## [About this exercise]
Where does the string "Canal" appear in the records? Copy each line that holds it.

[Entries from a dataset of interfaces]
******************************

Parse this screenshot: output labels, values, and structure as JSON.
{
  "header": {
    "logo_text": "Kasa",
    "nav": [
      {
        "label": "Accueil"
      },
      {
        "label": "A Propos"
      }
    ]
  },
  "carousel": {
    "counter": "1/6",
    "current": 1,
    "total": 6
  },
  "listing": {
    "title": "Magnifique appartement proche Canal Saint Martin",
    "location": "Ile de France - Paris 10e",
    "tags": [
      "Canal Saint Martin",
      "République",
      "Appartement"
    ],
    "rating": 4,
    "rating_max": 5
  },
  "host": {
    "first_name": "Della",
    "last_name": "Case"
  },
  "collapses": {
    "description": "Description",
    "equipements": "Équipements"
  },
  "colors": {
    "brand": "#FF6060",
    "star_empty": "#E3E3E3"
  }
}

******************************

## [Response to the exercise]
    "title": "Magnifique appartement proche Canal Saint Martin",
      "Canal Saint Martin",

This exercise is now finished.